» Task to carry out
Nothing but the lines holding the string "JSON" should appear in the answer. Copy them from the entries.

» Extracted records
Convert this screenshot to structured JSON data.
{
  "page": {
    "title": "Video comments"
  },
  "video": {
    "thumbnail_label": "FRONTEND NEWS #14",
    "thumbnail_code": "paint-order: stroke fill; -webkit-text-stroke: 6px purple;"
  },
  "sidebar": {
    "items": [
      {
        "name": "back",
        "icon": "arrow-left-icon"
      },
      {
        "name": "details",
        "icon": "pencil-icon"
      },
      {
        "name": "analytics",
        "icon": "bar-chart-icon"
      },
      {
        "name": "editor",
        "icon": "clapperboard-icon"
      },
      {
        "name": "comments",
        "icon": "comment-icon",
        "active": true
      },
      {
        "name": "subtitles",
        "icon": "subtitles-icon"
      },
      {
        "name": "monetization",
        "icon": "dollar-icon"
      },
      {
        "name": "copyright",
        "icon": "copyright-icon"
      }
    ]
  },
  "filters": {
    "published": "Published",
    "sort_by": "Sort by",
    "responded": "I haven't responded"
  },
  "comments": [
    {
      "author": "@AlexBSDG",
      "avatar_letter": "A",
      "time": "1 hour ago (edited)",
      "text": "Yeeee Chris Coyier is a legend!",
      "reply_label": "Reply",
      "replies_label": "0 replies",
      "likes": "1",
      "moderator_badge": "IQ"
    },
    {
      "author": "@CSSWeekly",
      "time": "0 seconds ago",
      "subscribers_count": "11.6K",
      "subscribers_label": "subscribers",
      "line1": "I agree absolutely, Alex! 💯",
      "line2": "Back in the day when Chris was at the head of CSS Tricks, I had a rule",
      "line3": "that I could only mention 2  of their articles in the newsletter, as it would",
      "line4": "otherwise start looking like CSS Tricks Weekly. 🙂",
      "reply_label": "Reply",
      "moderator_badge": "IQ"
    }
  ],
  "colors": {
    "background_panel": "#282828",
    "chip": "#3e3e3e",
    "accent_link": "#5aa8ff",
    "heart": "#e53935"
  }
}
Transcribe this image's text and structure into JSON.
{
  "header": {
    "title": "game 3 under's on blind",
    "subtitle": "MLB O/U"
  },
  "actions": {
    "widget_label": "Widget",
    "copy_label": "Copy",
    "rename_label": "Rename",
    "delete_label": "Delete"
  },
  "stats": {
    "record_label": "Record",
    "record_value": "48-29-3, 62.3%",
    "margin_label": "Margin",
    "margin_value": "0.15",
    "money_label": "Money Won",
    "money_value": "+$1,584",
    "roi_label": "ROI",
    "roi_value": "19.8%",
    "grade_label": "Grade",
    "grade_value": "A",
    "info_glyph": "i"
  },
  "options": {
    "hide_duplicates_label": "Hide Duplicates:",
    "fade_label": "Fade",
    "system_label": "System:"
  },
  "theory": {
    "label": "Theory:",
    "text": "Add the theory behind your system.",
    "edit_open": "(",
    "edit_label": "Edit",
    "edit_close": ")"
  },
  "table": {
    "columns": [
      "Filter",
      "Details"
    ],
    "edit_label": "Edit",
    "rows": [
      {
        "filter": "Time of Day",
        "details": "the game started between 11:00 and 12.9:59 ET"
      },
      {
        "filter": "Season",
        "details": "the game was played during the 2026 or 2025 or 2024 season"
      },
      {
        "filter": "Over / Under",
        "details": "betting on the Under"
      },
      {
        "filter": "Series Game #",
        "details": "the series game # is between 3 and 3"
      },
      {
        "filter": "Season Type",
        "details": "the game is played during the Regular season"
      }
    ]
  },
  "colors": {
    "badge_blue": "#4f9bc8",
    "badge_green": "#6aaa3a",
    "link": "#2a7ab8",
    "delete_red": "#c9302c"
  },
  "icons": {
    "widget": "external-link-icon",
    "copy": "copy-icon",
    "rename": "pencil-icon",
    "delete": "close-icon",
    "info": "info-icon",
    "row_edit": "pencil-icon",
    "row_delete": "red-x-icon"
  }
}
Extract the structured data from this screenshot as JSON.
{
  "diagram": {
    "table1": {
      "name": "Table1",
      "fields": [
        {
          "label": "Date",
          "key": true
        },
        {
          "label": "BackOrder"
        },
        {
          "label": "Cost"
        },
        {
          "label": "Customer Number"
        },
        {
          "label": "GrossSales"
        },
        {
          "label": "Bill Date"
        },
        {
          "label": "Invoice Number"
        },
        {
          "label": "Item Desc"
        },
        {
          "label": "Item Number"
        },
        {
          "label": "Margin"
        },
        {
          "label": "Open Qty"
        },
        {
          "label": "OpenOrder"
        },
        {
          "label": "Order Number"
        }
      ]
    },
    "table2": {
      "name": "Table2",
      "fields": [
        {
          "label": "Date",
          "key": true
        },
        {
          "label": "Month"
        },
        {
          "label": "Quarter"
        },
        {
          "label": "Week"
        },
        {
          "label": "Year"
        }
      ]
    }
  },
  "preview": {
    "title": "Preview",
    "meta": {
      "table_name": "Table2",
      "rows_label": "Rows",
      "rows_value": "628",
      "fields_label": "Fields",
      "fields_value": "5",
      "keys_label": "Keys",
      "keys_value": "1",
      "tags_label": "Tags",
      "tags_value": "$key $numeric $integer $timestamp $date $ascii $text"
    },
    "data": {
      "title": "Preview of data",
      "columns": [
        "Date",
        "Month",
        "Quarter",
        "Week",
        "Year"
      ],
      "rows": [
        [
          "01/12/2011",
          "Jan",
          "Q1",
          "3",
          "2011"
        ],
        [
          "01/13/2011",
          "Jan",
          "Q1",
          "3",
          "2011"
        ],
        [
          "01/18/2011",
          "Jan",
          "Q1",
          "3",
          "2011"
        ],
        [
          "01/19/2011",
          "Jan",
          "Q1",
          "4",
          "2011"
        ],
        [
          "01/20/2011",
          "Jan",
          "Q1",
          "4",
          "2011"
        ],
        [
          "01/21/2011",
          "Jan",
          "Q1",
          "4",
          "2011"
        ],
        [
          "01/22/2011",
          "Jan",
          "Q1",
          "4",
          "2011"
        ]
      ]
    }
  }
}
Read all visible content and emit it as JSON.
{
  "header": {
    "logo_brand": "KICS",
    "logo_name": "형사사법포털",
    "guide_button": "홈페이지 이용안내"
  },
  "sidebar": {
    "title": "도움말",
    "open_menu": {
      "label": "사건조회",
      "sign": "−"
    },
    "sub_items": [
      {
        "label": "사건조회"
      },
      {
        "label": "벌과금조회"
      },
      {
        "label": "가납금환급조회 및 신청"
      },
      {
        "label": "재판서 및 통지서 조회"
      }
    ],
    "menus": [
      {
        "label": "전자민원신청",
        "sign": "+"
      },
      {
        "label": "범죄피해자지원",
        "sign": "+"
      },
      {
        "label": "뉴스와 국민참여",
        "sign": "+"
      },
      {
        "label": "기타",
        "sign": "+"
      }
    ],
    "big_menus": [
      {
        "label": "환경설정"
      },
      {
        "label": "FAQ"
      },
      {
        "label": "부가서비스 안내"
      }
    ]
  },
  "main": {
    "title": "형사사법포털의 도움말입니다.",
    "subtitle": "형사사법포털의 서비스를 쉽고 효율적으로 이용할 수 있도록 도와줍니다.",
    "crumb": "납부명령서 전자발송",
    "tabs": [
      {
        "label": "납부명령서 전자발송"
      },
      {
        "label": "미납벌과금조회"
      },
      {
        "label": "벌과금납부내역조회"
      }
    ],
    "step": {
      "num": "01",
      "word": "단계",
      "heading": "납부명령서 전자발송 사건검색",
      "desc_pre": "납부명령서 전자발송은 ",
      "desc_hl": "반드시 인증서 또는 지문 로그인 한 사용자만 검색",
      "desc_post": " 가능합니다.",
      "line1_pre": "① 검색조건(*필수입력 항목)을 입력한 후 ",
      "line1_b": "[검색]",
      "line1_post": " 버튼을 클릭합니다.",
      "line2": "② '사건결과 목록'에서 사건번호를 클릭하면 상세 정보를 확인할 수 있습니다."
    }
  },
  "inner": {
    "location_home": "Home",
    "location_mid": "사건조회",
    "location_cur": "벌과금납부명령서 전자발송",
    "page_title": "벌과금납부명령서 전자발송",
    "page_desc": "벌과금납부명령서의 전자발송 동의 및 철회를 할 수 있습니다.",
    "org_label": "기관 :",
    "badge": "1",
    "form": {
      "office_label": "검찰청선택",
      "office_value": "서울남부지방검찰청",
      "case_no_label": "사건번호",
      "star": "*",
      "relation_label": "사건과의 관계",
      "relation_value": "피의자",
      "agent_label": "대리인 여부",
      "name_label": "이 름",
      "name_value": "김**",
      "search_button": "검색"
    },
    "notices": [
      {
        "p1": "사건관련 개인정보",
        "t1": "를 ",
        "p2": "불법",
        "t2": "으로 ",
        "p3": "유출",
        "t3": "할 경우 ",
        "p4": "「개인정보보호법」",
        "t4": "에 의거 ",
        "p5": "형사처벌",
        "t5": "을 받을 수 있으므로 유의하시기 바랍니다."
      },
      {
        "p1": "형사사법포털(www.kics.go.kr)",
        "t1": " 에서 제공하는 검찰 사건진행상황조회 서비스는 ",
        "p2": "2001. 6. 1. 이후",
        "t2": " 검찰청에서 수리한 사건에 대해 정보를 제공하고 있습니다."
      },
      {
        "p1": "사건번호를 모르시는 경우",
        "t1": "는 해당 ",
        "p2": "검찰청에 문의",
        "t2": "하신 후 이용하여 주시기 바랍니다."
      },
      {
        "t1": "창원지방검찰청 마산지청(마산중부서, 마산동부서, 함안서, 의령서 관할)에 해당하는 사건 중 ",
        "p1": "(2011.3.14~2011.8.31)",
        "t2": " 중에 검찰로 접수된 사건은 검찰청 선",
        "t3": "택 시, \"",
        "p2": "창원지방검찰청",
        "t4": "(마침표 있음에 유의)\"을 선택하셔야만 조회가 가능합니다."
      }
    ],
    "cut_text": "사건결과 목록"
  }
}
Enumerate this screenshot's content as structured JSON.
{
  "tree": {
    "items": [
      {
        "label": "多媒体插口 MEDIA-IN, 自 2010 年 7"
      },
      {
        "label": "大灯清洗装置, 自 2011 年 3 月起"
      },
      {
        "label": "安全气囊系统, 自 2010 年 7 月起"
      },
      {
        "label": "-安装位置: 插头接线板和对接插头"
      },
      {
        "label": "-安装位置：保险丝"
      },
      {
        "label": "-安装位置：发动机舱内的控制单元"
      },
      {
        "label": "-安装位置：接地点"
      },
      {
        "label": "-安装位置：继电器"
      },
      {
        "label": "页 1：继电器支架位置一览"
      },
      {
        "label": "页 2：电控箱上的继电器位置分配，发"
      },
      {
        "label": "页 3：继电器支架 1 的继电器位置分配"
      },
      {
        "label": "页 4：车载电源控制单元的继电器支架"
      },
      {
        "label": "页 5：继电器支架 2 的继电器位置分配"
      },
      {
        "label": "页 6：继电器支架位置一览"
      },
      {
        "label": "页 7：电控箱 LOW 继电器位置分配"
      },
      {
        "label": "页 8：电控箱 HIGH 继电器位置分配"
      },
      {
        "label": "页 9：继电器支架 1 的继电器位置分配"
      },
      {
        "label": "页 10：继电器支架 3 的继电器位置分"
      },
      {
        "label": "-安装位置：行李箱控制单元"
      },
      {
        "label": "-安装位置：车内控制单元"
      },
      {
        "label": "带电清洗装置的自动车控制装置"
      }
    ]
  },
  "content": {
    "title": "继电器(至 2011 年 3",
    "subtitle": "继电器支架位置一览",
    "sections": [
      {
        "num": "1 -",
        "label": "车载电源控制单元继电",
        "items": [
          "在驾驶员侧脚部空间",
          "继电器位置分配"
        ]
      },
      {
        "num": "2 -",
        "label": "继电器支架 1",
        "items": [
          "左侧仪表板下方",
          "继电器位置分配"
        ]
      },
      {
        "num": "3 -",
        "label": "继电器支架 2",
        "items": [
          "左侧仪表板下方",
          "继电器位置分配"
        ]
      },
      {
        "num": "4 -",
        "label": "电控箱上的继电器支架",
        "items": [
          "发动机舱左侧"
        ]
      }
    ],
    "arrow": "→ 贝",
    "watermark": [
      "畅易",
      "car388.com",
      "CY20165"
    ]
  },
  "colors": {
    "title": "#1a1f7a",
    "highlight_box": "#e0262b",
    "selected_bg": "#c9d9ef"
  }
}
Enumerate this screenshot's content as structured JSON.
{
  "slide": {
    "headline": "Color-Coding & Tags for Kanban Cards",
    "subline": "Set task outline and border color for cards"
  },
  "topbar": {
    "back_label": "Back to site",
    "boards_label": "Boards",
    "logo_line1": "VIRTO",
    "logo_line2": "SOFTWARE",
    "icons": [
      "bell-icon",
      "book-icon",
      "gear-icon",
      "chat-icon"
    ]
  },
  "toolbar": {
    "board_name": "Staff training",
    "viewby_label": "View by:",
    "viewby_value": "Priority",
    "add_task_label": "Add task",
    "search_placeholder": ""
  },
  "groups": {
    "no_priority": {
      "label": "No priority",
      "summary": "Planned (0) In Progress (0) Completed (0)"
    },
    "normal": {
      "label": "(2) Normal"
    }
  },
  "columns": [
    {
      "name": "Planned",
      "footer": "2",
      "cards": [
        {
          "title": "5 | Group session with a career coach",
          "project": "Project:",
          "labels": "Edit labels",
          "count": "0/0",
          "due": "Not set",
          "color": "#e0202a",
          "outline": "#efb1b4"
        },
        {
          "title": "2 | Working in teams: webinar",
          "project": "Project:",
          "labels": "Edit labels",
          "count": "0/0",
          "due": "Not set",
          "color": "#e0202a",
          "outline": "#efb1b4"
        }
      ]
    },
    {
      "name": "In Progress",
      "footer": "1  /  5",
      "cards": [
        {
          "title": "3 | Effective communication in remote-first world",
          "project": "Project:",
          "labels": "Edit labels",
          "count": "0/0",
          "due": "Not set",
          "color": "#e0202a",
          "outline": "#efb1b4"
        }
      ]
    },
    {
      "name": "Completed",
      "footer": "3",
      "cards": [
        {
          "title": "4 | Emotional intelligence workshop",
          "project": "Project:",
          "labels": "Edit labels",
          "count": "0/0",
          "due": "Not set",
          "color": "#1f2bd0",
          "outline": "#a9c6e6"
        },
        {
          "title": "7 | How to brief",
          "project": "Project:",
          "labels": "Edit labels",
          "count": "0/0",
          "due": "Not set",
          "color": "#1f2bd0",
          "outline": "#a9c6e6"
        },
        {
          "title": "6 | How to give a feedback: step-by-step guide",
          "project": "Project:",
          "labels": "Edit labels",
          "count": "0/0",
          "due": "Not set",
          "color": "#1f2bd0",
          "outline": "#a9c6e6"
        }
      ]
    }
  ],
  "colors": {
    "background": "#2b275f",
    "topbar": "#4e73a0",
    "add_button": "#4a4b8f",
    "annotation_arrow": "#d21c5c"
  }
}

» Expected answer
Convert this screenshot to structured JSON data.
Transcribe this image's text and structure into JSON.
Extract the structured data from this screenshot as JSON.
Read all visible content and emit it as JSON.
Enumerate this screenshot's content as structured JSON.
Enumerate this screenshot's content as structured JSON.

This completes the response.